My mother kept two round jugs of wine in the refrigerator at all times. We named
them Ernie and Julio, after the brothers Gallo, their namesake. One was filled with
red, the other pink—my mother had no real use for white. The only other bottle of
wine in our house, that I can recall, was wrapped in wicker and donned with melted
wax, compliments of the candle jammed into the top.
It wasn’t until my very first dinner date that I learned that wine was actually something
included on a list. It was also unexpected that my date would order escargot. But there
I was: with a girl who asked the waiter (a guy with a fake French accent) to bring snails

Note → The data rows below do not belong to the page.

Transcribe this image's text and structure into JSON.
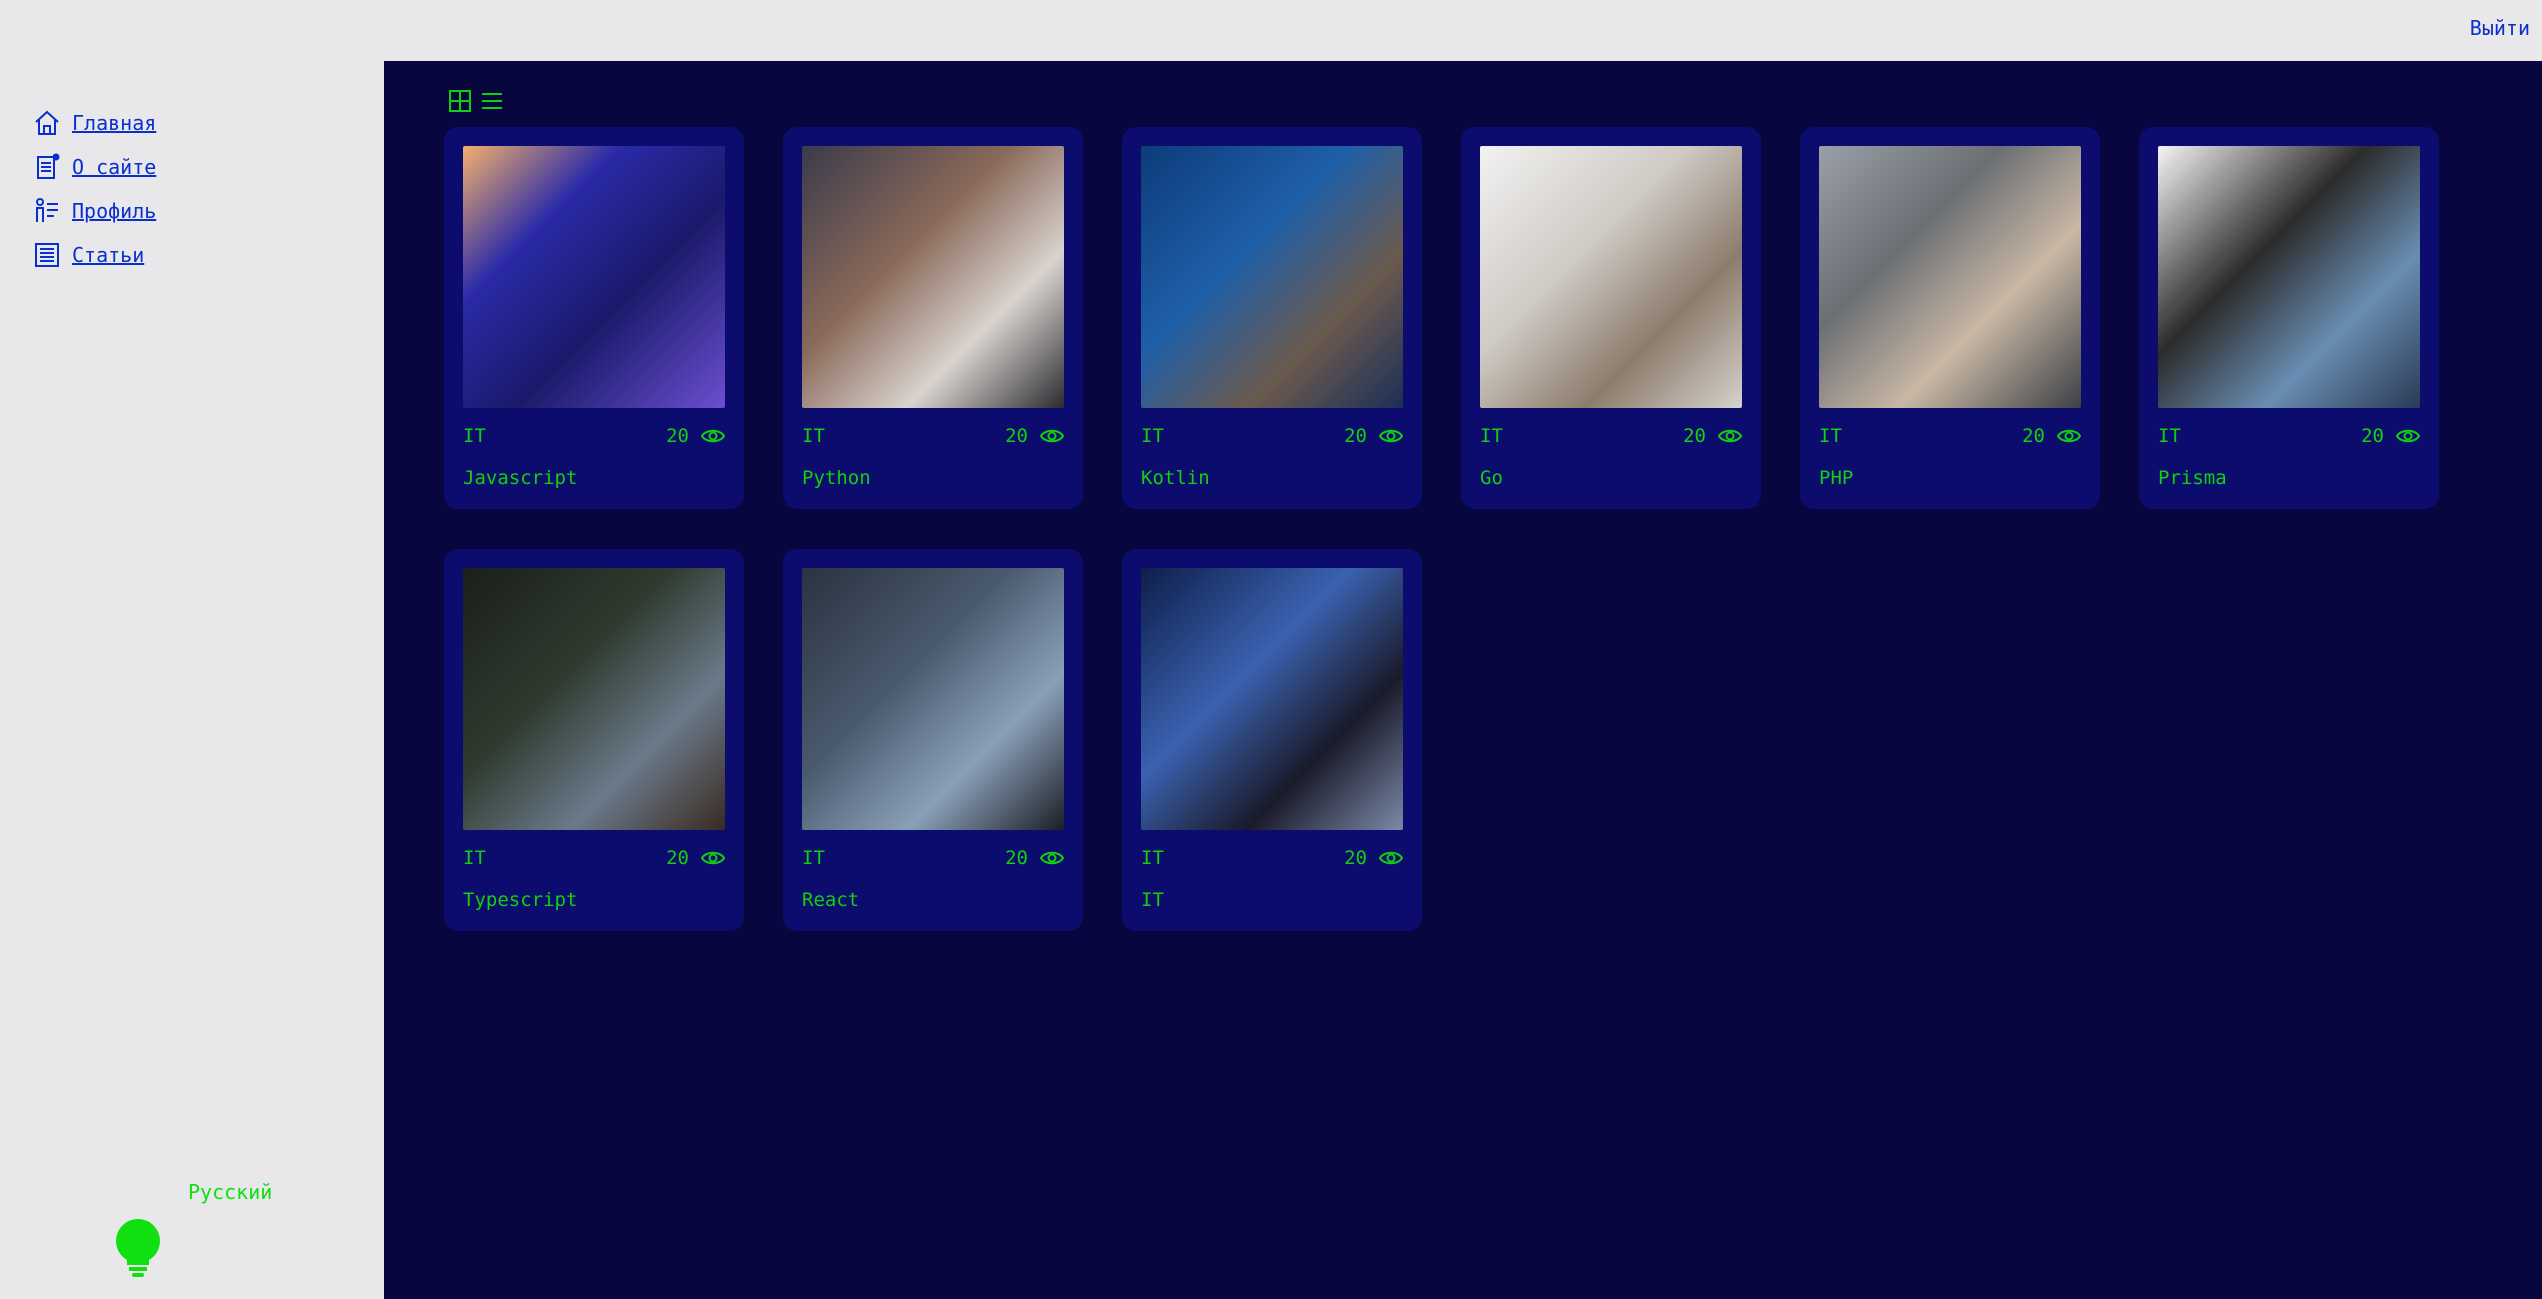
{
  "header": {
    "logout_label": "Выйти"
  },
  "sidebar": {
    "items": [
      {
        "label": "Главная",
        "icon": "home-icon"
      },
      {
        "label": "О сайте",
        "icon": "document-icon"
      },
      {
        "label": "Профиль",
        "icon": "profile-list-icon"
      },
      {
        "label": "Статьи",
        "icon": "articles-icon"
      }
    ],
    "language_label": "Русский",
    "theme_icon": "lightbulb-icon"
  },
  "colors": {
    "accent": "#10d010",
    "link": "#0b2ecf",
    "main_bg": "#07063f",
    "card_bg": "#0c0c6e"
  },
  "articles": [
    {
      "category": "IT",
      "views": "20",
      "title": "Javascript"
    },
    {
      "category": "IT",
      "views": "20",
      "title": "Python"
    },
    {
      "category": "IT",
      "views": "20",
      "title": "Kotlin"
    },
    {
      "category": "IT",
      "views": "20",
      "title": "Go"
    },
    {
      "category": "IT",
      "views": "20",
      "title": "PHP"
    },
    {
      "category": "IT",
      "views": "20",
      "title": "Prisma"
    },
    {
      "category": "IT",
      "views": "20",
      "title": "Typescript"
    },
    {
      "category": "IT",
      "views": "20",
      "title": "React"
    },
    {
      "category": "IT",
      "views": "20",
      "title": "IT"
    }
  ]
}
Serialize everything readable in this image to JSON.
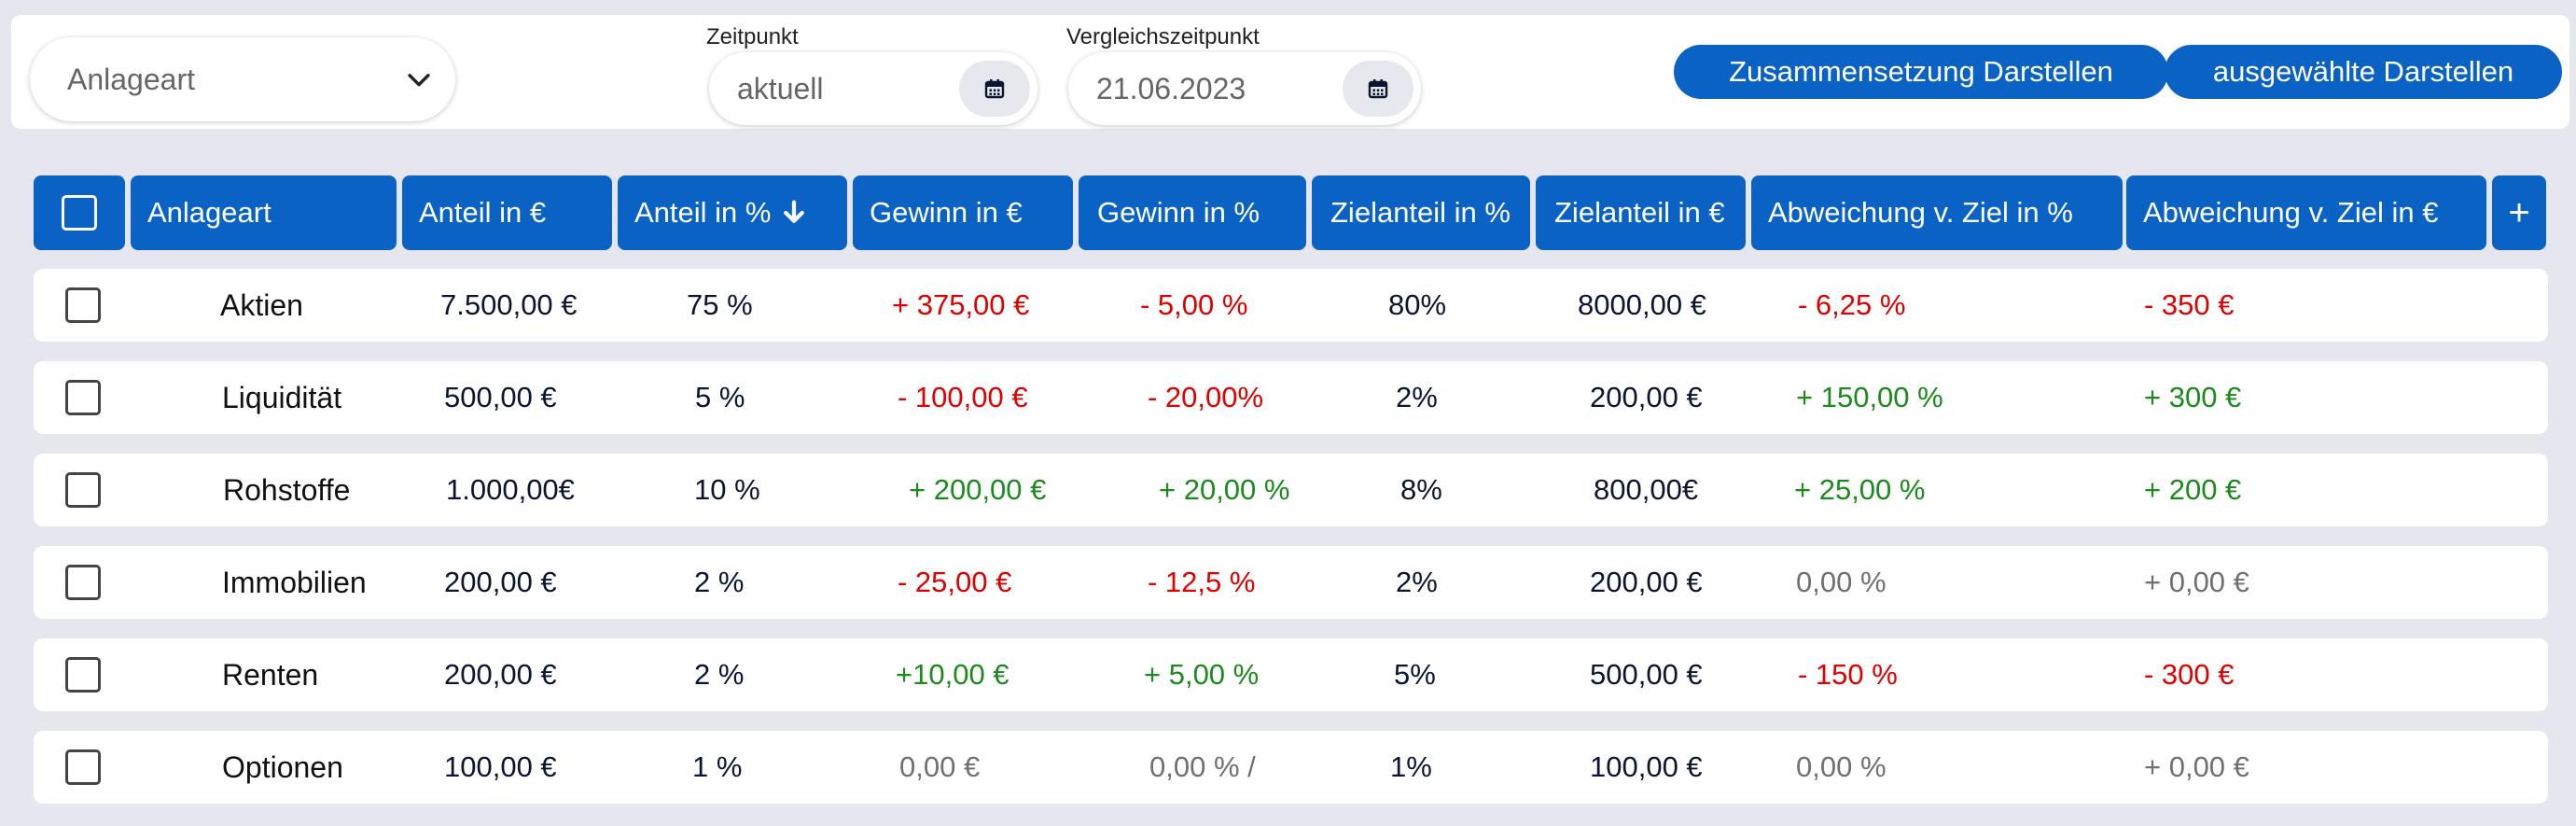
{
  "toolbar": {
    "dropdown_label": "Anlageart",
    "zeitpunkt_label": "Zeitpunkt",
    "zeitpunkt_value": "aktuell",
    "vergleich_label": "Vergleichszeitpunkt",
    "vergleich_value": "21.06.2023",
    "btn_zusammensetzung": "Zusammensetzung Darstellen",
    "btn_ausgewaehlte": "ausgewählte Darstellen"
  },
  "table": {
    "headers": {
      "anlageart": "Anlageart",
      "anteil_eur": "Anteil in €",
      "anteil_pct": "Anteil in %",
      "gewinn_eur": "Gewinn in €",
      "gewinn_pct": "Gewinn in %",
      "zielanteil_pct": "Zielanteil in %",
      "zielanteil_eur": "Zielanteil in €",
      "abweichung_pct": "Abweichung v. Ziel in %",
      "abweichung_eur": "Abweichung v. Ziel in €",
      "add": "+"
    },
    "rows": [
      {
        "name": "Aktien",
        "anteil_eur": "7.500,00 €",
        "anteil_pct": "75 %",
        "gewinn_eur": "+ 375,00 €",
        "gewinn_pct": "- 5,00 %",
        "zielanteil_pct": "80%",
        "zielanteil_eur": "8000,00 €",
        "abweichung_pct": "- 6,25 %",
        "abweichung_eur": "- 350 €"
      },
      {
        "name": "Liquidität",
        "anteil_eur": "500,00 €",
        "anteil_pct": "5 %",
        "gewinn_eur": "- 100,00 €",
        "gewinn_pct": "- 20,00%",
        "zielanteil_pct": "2%",
        "zielanteil_eur": "200,00 €",
        "abweichung_pct": "+ 150,00 %",
        "abweichung_eur": "+ 300 €"
      },
      {
        "name": "Rohstoffe",
        "anteil_eur": "1.000,00€",
        "anteil_pct": "10 %",
        "gewinn_eur": "+ 200,00 €",
        "gewinn_pct": "+ 20,00 %",
        "zielanteil_pct": "8%",
        "zielanteil_eur": "800,00€",
        "abweichung_pct": "+ 25,00 %",
        "abweichung_eur": "+ 200 €"
      },
      {
        "name": "Immobilien",
        "anteil_eur": "200,00 €",
        "anteil_pct": "2 %",
        "gewinn_eur": "- 25,00 €",
        "gewinn_pct": "- 12,5 %",
        "zielanteil_pct": "2%",
        "zielanteil_eur": "200,00 €",
        "abweichung_pct": "0,00 %",
        "abweichung_eur": "+ 0,00 €"
      },
      {
        "name": "Renten",
        "anteil_eur": "200,00 €",
        "anteil_pct": "2 %",
        "gewinn_eur": "+10,00 €",
        "gewinn_pct": "+ 5,00 %",
        "zielanteil_pct": "5%",
        "zielanteil_eur": "500,00 €",
        "abweichung_pct": "- 150 %",
        "abweichung_eur": "- 300 €"
      },
      {
        "name": "Optionen",
        "anteil_eur": "100,00 €",
        "anteil_pct": "1 %",
        "gewinn_eur": "0,00 €",
        "gewinn_pct": "0,00 % /",
        "zielanteil_pct": "1%",
        "zielanteil_eur": "100,00 €",
        "abweichung_pct": "0,00 %",
        "abweichung_eur": "+ 0,00 €"
      }
    ]
  },
  "colors": {
    "accent": "#0a63c4",
    "positive": "#1c8a1c",
    "negative": "#e00000",
    "neutral": "#707070",
    "background": "#e6e6ee"
  },
  "icons": {
    "dropdown": "chevron-down-icon",
    "date_picker": "calendar-icon",
    "sort": "arrow-down-icon",
    "add": "plus-icon"
  }
}
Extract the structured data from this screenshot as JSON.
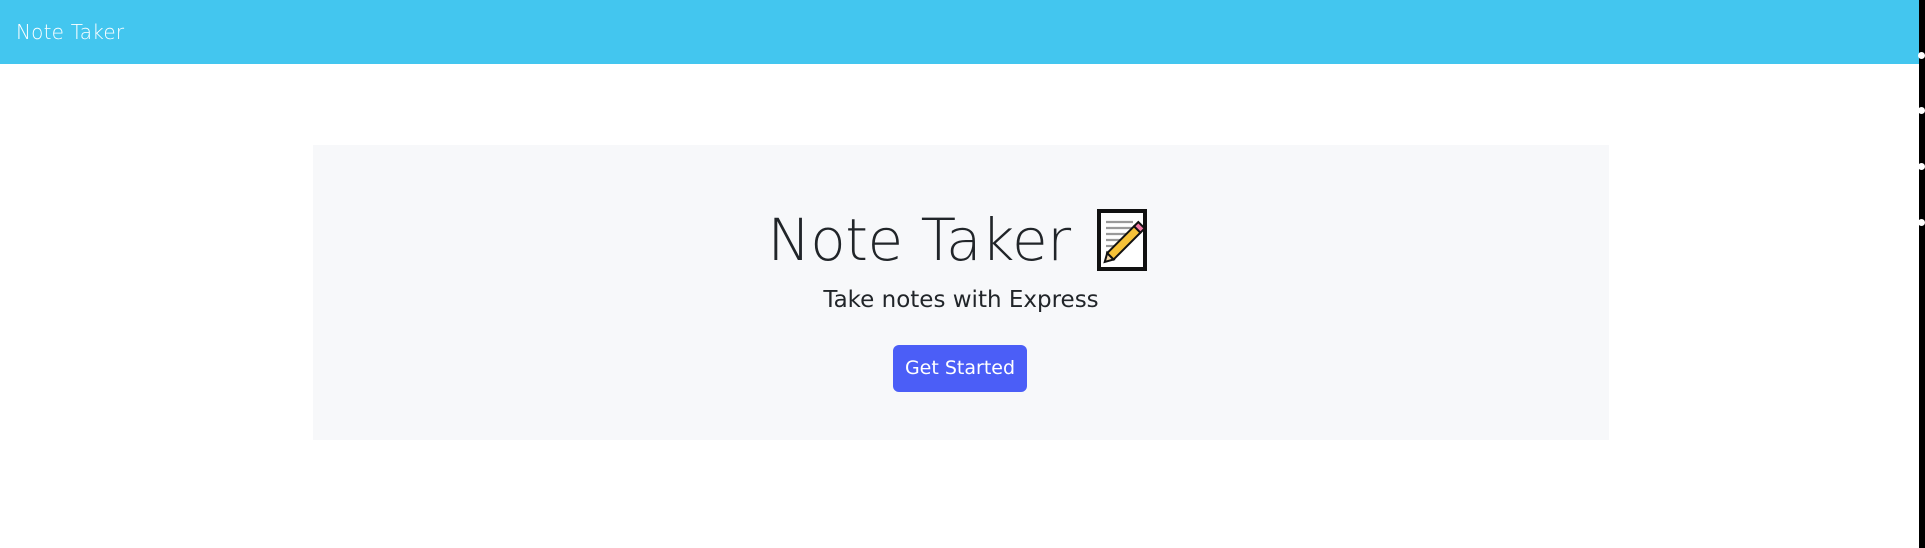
{
  "navbar": {
    "brand": "Note Taker"
  },
  "hero": {
    "title": "Note Taker",
    "icon": "memo-icon",
    "subtitle": "Take notes with Express",
    "button_label": "Get Started"
  },
  "colors": {
    "navbar_bg": "#43c6ef",
    "hero_bg": "#f7f8fa",
    "button_bg": "#4b5ef7",
    "text": "#212529"
  }
}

to the table. To eat. I was clearly out of my league. The waiter asked what we wanted to
drink with dinner. Back at home if we were to drink anything with dinner, it was either
Ernie or Julio, and it didn’t seem to matter which since I tended to pour from the brother
that was the least empty. Looking over the thick list, I immediately realized there was nothing
on it even remotely familiar. The wines appeared to be organized by geographic regions—the
Gallos conspicuously absent. Before panic broke loose, I came upon a strategy that has served me
well ever since—I asked the waiter to bring whatever he thought would best go with our meals.
I was fully prepared to pay whatever the cost to avoid seeming uncultured. He must have had a sensi-
tive soul beyond the accent since he came back with a bottle of Bollinger. It worked tolerably well with